* WHAT IS NEEDED *
Wherever the word "Select" appears in a line of the data, that line should be copied.

--- START ---

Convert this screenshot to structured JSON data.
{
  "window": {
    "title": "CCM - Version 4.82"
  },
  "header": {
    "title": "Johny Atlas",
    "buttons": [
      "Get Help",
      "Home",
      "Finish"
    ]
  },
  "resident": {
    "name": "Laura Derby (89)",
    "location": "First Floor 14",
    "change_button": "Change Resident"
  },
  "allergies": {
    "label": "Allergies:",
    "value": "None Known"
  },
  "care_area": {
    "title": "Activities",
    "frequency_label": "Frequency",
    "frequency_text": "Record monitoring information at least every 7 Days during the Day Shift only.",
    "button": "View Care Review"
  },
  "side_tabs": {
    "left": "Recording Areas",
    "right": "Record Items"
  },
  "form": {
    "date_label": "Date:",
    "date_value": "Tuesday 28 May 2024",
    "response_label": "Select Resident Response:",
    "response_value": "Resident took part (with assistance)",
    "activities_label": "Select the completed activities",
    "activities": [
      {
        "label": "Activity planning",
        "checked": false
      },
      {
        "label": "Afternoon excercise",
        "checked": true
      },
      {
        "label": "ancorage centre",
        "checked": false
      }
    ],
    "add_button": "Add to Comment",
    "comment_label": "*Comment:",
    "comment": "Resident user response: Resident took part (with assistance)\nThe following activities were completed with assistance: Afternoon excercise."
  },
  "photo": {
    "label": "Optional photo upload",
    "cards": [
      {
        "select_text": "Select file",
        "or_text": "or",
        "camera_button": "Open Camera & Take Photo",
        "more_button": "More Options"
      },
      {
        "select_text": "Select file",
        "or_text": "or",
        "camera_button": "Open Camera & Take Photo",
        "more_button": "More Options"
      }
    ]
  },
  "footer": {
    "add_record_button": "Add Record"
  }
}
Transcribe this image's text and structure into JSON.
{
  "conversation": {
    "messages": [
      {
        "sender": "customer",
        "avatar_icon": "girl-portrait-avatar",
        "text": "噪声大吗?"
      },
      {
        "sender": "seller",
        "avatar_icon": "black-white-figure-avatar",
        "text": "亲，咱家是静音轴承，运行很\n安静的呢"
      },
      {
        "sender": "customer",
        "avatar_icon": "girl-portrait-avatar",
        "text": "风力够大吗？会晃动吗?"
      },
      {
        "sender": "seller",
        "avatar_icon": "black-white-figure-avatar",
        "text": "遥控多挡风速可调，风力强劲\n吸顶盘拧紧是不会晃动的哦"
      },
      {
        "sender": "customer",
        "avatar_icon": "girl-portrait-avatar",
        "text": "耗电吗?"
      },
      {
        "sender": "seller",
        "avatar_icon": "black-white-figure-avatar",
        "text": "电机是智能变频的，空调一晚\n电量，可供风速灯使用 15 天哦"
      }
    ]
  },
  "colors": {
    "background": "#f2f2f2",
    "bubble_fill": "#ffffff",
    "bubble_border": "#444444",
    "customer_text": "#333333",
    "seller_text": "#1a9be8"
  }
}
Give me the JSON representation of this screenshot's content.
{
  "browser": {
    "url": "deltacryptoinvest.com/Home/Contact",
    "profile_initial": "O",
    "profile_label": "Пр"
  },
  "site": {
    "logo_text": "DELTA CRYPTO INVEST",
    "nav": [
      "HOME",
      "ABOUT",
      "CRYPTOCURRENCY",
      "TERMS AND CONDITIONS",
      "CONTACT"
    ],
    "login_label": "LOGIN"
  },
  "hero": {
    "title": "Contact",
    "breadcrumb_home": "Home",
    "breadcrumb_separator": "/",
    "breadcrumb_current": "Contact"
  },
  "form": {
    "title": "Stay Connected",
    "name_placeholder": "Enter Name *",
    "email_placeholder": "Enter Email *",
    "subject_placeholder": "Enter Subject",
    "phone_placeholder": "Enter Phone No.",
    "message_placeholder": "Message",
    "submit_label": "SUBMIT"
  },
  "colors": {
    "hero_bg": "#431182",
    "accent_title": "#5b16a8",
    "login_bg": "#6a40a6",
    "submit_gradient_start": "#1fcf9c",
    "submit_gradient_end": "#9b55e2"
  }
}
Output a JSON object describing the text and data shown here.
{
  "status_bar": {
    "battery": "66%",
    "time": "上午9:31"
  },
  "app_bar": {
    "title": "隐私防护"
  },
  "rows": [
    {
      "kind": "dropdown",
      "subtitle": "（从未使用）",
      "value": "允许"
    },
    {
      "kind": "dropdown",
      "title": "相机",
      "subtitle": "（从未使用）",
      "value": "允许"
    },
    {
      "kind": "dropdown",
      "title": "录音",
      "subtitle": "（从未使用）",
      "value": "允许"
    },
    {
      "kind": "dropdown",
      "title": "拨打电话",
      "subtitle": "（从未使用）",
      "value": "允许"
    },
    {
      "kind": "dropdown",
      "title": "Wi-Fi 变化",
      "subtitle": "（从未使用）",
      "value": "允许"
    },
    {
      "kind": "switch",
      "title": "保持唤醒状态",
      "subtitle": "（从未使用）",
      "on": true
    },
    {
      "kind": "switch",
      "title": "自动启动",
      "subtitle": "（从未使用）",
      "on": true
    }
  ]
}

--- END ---

* WRITTEN REPLY *
    "response_label": "Select Resident Response:",
    "activities_label": "Select the completed activities",
        "select_text": "Select file",
        "select_text": "Select file",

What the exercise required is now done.